Pacific Northwest National Laboratory scientists Bo Peng and Niri Govind, along with Yuri Alexeev and Sahil Gulania from Argonne National Laboratory (ANL), discovered a way to perform more accurate quantum time dynamics of model systems on noisy quantum circuits.
“The potential for quantum computers to surpass classical ones is there,” said Peng who is the first author of the paper published in Physical Review A. “But this quantum supremacy just won’t happen unless we can get around the noise problem.”
Shallower circuits, reduced noise
Much like classical computers, quantum computers use circuits to run algorithms.
When a scientist wants to solve a computational problem, they need to run an algorithm that describes their problem on the computer. More complex algorithms require more extensive circuits to run. Quantum computers get noisier as the circuits get more extensive.
With their collaborators from ANL, Peng and Govind devised a way to run the same algorithms using shallower circuits. By exploiting symmetries revealed by the Yang-Baxter equation, they re-represented the quantum circuits to compress them efficiently.
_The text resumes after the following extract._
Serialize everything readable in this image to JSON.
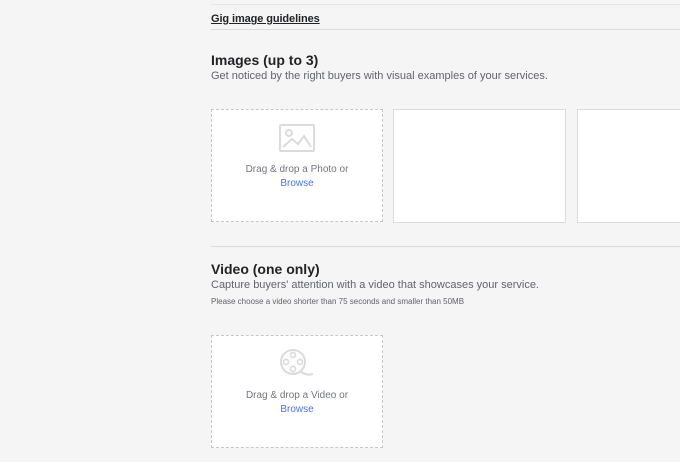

Govind and Peng then tested their circuit compression on a real quantum computer: IBM’s Manila device. The results were stunning. “Not only could the compressed circuit run the simulation we gave it, but it also performed much better than the same uncompressed circuit,” said Govind. “Though more research is necessary, this shows a promising first step towards bypassing noise in quantum circuits.”
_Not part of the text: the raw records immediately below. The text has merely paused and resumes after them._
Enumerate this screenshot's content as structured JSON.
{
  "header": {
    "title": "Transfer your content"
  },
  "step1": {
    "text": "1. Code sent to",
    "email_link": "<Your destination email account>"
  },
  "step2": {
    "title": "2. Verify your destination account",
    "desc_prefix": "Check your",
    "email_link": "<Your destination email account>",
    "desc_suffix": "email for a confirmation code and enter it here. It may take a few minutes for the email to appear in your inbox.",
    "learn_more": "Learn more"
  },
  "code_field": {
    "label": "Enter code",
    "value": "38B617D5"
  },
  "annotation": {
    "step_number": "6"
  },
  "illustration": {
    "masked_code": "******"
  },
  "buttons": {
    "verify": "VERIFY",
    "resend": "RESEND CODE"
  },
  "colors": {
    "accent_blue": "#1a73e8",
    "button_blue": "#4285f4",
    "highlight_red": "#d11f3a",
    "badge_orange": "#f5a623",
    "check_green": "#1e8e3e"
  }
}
This research was supported by Q-NEXT, a Department of Energy National Quantum Information Science Research Center led by ANL.